Up from the Ashes

A Young Woman’s Entrepreneurial Journey

November 27, 2022

Freba Andeshmand is a young and ambitious entrepreneur in her shop

photos by Asadullah Azami

Freba Andeshmand is a young and ambitious entrepreneur living in a remote valley in the province of Bamyan in central Afghanistan. She runs a joint venture enterprise called Rawzana – Saadat Livestock & Dairy Processing. The main focus of her business is collecting fresh yoghurt from rural farmers for processing it into dried qoruth, an Afghan delicacy, and then selling the value-added product onto the market.

Freba is also one of the beneficiaries of ABADEI, UNDP’s unique area-based development program, which supports small and medium-sized businesses, particularly women-run.

Freba comes from a modest background. She remembers with deep emotion how she began her journey to entrepreneurship with a simple gift from her father of just 500 AFN (around $5) to help her to study. During her studies at Bamyan University, she got a part-time marketing job with a local logistics company and worked there for two years.  

Analyzing the market situation through her work experience gave her confidence in her abilities. “If they can do it, I can do it too,” she thought.  That is when she decided to establish her dairy company. She started the business with 100,000 AFN (about US$ 1,100) savings from her marketing job. 

Freba is a powerful person: running a business as a woman in the male-dominated Afghan society is far from easy, let alone in a rugged rural setting. But since August 2021, things have become even more difficult, as the de facto authority has clamped down on women’s freedom to work, and the entire economy has collapsed. That is when her business began to struggle. So Freba was delighted to have been chosen for UNDP’s Women-Led Enterprises (WLE) support, part of the ABADEI programme, delivered by the international NGO BRAC.

As a beneficiary, Freba has received training, business advice, and a cash grant to help develop her business. According to Freba, the courage, skills, and knowledge gained on the programme has been pivotal for her. “This has been a life-changing experience,” says Freba, “A rise-up-from-the-ashes moment. It has given me new aspirations and a distinctive vision for building my business.”

Embracing her challenging role as a self-starting businesswoman, Freba is determined to be a role model for the next generation of women business leaders. Within the coming year, she hopes to create more jobs in her dairy processing enterprise so she can employ other women and empower them to succeed. Her goal in the next few years is to grow her brand and hopefully have many branches throughout the country. She has already reached out to students across Afghanistan to create a marketing network. From humble beginnings, Freba has shown that Afghan women have the talent and will to succeed, even in adversity.

This project was realized through a generous donation from the Government of Japan, a long-term partner to UNDP Afghanistan that continued through the COVID-19 pandemic and the sudden changes in August 2021.
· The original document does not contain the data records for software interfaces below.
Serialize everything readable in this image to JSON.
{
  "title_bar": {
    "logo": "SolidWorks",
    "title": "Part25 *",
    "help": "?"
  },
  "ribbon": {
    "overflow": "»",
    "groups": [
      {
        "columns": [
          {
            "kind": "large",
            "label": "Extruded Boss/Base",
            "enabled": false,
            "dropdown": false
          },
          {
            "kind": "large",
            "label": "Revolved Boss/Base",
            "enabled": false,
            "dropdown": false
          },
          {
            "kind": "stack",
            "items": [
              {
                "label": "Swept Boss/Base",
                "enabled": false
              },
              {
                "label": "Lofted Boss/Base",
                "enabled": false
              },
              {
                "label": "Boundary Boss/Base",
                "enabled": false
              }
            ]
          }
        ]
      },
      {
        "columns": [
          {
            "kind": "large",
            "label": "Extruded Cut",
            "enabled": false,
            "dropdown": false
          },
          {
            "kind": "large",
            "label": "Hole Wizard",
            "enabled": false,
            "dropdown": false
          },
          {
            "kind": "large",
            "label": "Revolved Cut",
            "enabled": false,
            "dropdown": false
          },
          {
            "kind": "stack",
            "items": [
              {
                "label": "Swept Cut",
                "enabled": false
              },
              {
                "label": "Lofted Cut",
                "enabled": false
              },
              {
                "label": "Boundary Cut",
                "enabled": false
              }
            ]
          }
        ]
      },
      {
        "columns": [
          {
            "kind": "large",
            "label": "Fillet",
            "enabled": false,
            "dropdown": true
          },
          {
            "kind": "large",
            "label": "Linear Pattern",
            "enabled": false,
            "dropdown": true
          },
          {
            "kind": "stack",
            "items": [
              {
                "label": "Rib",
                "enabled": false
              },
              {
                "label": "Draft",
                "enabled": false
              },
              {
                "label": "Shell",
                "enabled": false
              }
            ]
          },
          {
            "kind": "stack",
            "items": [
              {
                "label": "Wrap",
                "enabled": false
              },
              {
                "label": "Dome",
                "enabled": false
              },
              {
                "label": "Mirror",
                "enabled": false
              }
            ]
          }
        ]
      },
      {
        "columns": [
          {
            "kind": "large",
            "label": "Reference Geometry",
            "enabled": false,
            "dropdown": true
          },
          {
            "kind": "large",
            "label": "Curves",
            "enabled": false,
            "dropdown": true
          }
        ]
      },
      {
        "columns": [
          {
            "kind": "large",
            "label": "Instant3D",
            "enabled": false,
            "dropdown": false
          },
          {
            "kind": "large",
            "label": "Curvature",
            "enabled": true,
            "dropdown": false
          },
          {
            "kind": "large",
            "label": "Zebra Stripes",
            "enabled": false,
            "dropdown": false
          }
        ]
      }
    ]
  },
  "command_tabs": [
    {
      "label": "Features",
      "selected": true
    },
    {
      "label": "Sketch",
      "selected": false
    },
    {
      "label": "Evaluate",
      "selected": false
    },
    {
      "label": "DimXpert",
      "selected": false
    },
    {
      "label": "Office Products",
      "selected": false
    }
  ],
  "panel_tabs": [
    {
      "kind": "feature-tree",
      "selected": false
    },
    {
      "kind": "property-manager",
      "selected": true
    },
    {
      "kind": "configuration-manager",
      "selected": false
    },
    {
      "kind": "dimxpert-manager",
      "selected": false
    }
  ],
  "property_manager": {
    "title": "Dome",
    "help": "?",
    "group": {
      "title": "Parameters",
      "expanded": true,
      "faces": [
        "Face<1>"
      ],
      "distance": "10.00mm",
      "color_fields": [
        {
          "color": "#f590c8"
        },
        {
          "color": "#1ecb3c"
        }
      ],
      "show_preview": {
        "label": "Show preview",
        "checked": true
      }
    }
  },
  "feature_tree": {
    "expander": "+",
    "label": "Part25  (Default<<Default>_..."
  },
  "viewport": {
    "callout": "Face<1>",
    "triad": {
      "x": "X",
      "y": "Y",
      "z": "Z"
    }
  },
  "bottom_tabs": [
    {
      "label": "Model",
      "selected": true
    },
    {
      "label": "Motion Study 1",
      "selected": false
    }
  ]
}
UNDP Afghanistan and The Government of Japan share the vision of the centrality of Human Security and the Humanitarian-Development-Peace Nexus approach in responding to, and recovering from, both the humanitarian and development crisis in Afghanistan.